For those already worried about traffic in and out of the development, the plan includes the creation of parallel side streets to allow for alternate routes. And the developer, River Development, hopes to work with the state’s Department of Transportation to add a left-turn only lane onto Route 18 off of Edgeboro Rd.
The project will also revitalize the township, and specifically the 44-acre site on Route 18 between Ruth Street and Lake Street.
“This commercial corridor, one that sits right at the center of New Jersey, that still sees over 100,000 cars each day, that connects New Brunswick and Rutgers to the Shore, that sits at the cross-section of almost every major highway in New Jersey, that is equidistant between New York City and Philadelphia, is in desperate need of revitalization, and that is exactly what we’ve spent the last two years doing,” East Brunswick mayor Brad Cohen said earlier this month when the East Brunswick Redevelopment Agency released renderings for the project.
The project is expected to be three phases over the next five to seven years and, when it’s done, Cohen wants it to have something for everyone.
“We have aimed to create a true transit-oriented development which meets the needs of residents and consumers of the 21st century,” Cohen said. “We want to create a community that appeals to all age groups, including those starting out and those looking to downsize.”
Property acquisition continues and work will include the demolition of existing structures on the property, which is expected to begin this summer.
The beginning of 2020 has seen a commitment from local government to turn open space into parks throughout the area.
In Mercer County, NJ, the county park commission approved a plan for the Miry Run Ponds Passive Park at Dam Site 21. The proposal covers the cleanup and conversion of 279 acres of county-owned space spanning Hamilton, Robbinsville and West Windsor. It will be turned into a passive recreation park with trail, walkways, playgrounds, a kayak launch and plantings to buffer nearby homes from the park.
In northern NJ, the Hoboken major reiterated the city’s commitment to coming to terms on a deal that would allow the conversion of the 3.15 acres of Union Dry Dock property into a waterfront park.

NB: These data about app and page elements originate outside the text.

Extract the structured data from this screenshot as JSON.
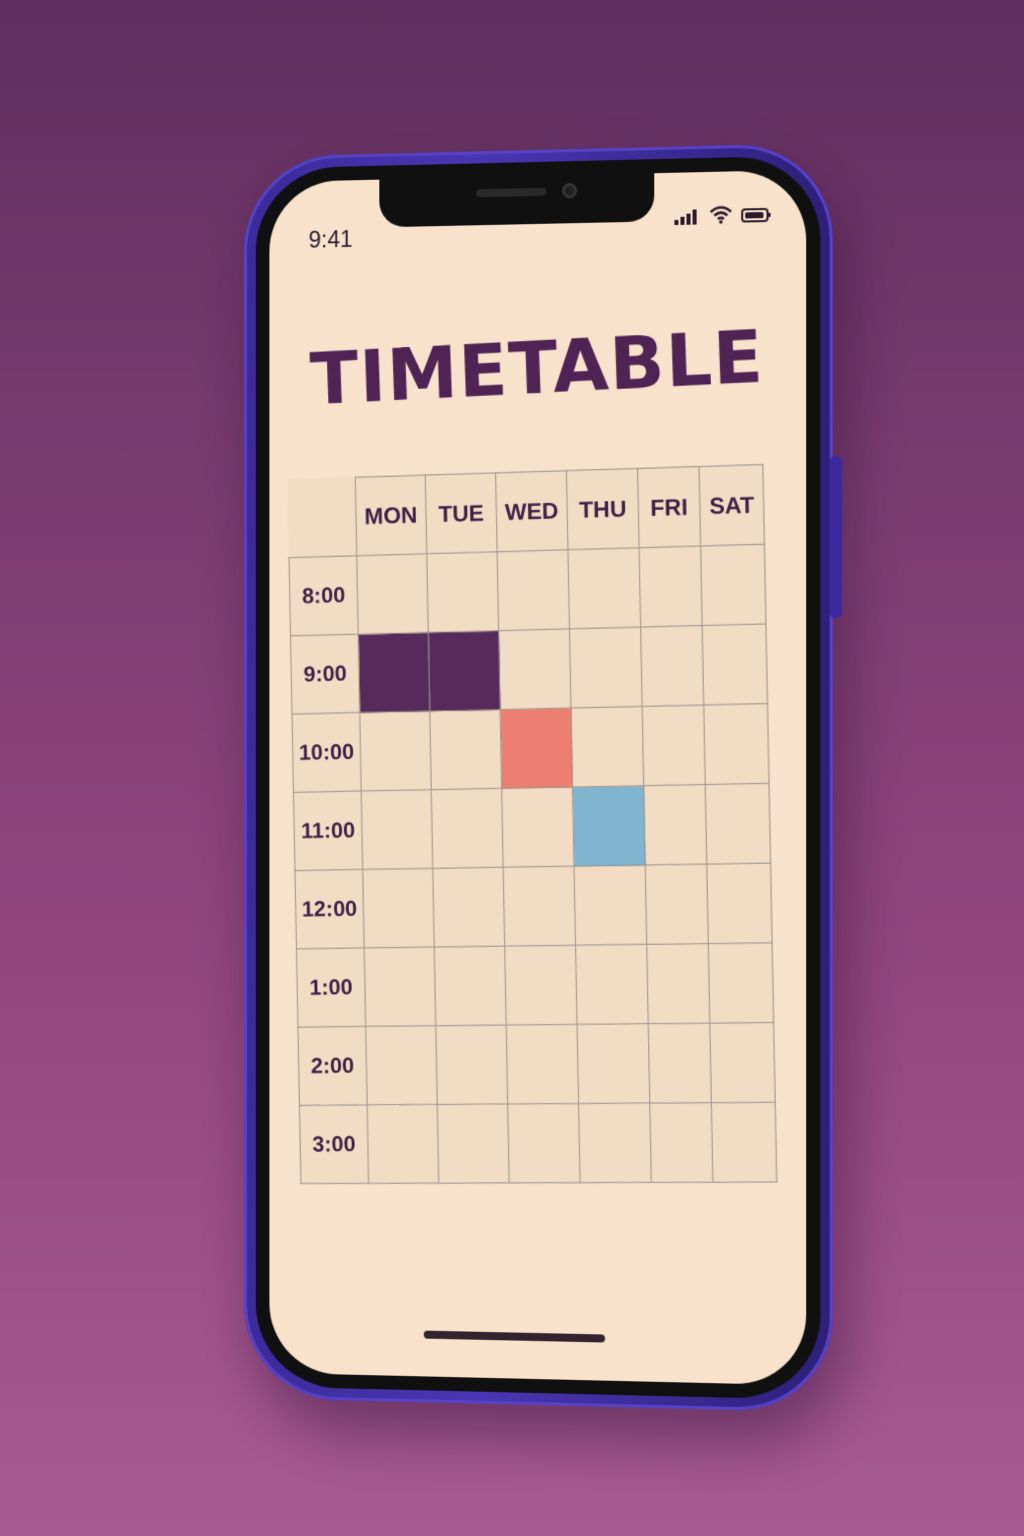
{
  "status_bar": {
    "time": "9:41"
  },
  "screen": {
    "title": "TIMETABLE"
  },
  "timetable": {
    "days": [
      "MON",
      "TUE",
      "WED",
      "THU",
      "FRI",
      "SAT"
    ],
    "times": [
      "8:00",
      "9:00",
      "10:00",
      "11:00",
      "12:00",
      "1:00",
      "2:00",
      "3:00"
    ],
    "highlighted_slots": [
      {
        "day": "MON",
        "time": "9:00",
        "color": "#562a5a"
      },
      {
        "day": "TUE",
        "time": "9:00",
        "color": "#562a5a"
      },
      {
        "day": "WED",
        "time": "10:00",
        "color": "#ed7f72"
      },
      {
        "day": "THU",
        "time": "11:00",
        "color": "#80b4cf"
      }
    ]
  },
  "icons": [
    "signal-icon",
    "wifi-icon",
    "battery-icon"
  ],
  "colors": {
    "background": "#8f4a80",
    "phone_frame": "#3f2ea6",
    "screen": "#f8e2cc",
    "title": "#4f2354",
    "grid": "#99908a"
  }
}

And in Eastern Delaware County, PA, the county council has declared that 30 acres of open space is OK for park use. The county released the Rosa Tree Park at Little Flower Manor Open Space Master Site Development Plan in Darby Borough. The master plan includes picnic groves, a walking trail connection to the Darby Creek Trail at the Woodburne Mansion property, as well as a community garden and an education center. An engineering study on the restoration of the historic 49,000 square foot Woodburne Mansion located on the property has not yet been completed